Holograms of dead stars are a tricky topic. On one hand, there's an unshakable feeling that there's just something... well, tacky about them. Reviving the image of a famous person for the entertainment of audiences without their permission? It's strange and not a little unsettling. On the other hand, who wouldn't jump at the chance to see their long-departed idol – or at least something approximating them – 'performing' once again, if technology allows it?
It's sheer curiosity that has brought us to the 3Arena tonight to see the Roy Orbison: In Dreams Hologram Concert - as well as a childhood spent listening to The Big O, thanks to a dad who remains a mega-fan (he's here, too.) But how will it all pan out? Will it seem lifelike, or like Orbison's ghost is really amongst us, warbling along to his greatest hits? Will the thirty-piece orchestra manage to elevate his enduring songs sufficiently for the gathered crowd to buy in to the whole show?
As it happens, there were no qualms on those two fronts, at least. As Orbison's hologram emerges from the floor of the stage, there are gasps, followed by disbelieving laughter, followed by cheers. For all intents and purposes, he is standing there in a light grey suit almost thirty years after his death, singing and playing his guitar, even turning and gesturing to the musicians behind him. It's an astonishing piece of technology, and the orchestra are undeniably wonderful as they sweep through 'Crying', 'Only the Lonely', 'In Dreams', 'Running Scared' and an epic 'It's Over', while recordings of Orbison's unique voice sound as full-bodied and crystalline as anyone can remember.

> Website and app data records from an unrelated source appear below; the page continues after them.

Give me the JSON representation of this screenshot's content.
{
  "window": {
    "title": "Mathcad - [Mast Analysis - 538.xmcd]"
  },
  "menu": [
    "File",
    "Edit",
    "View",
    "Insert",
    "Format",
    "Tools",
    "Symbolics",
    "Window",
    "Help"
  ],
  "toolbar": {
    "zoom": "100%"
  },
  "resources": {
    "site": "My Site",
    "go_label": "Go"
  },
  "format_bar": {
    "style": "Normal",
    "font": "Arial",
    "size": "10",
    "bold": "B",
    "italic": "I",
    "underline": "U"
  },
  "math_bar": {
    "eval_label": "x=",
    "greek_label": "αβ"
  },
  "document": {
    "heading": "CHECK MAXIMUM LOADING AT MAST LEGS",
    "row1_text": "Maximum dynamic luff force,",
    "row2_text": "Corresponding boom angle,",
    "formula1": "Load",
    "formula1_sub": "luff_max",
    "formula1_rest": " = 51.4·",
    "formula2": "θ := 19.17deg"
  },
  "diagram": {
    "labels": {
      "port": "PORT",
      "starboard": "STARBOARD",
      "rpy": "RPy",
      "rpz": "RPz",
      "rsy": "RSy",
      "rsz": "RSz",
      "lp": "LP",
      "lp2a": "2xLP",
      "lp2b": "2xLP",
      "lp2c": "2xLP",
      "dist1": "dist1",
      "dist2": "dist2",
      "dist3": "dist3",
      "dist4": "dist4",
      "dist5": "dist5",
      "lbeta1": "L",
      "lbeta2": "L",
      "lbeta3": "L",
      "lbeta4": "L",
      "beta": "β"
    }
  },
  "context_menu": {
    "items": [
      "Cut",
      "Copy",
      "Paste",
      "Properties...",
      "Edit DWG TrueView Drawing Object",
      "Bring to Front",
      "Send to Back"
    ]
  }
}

The problems, on the other hand, range from the mundane to the philosophical. The boxy shape of the stage rig – presumably created with the hologram in mind – means that those sitting on either the left or right flanks of the arena cannot see the full set. In addition, two screens placed on either side of it, which are supposed to show the same visuals as the screen behind the stage (which show images of Orbison and those influenced by him – even Bono makes an appearance) are not working. Basically, it means that unless you are squarely facing the stage, you are missing part of the show.
The philosophical problems are more difficult to pin down, but it comes down to this: although the technology is enormously impressive, there is something essential missing. How many gigs have you seen that have been made all the better by those moments of spontaneity, those interactions between artist and crowd? Perhaps even those little errors, the jokes or the banter that can make or break a gig? That's all absent here, as essentially the musicians are playing along to a carefully choreographed recording – the exact same one that they have played along to every other night of the tour. Songs like 'I Drove All Night', 'You Got It' and 'Oh Pretty Woman' bring sections of the audience to their feet as they sing along, but of course, a hologram cannot react to the delight or despair of their audience. It may sound like something you can easily brush over, but there is a niggling feeling of something being amiss that lingers each time 'Roy' sinks into the stage for a brief interlude.
After just one hour the show is over, which leaves most of the crowd either puzzled, angrily vowing to ring Joe Duffy in the morning to complain, or both. Like us, many of them have been hugely entertained, even flabbergasted at times – but for us, this an enjoyable once-off novelty, not the future of music or anything close to it. And perhaps that's for the best.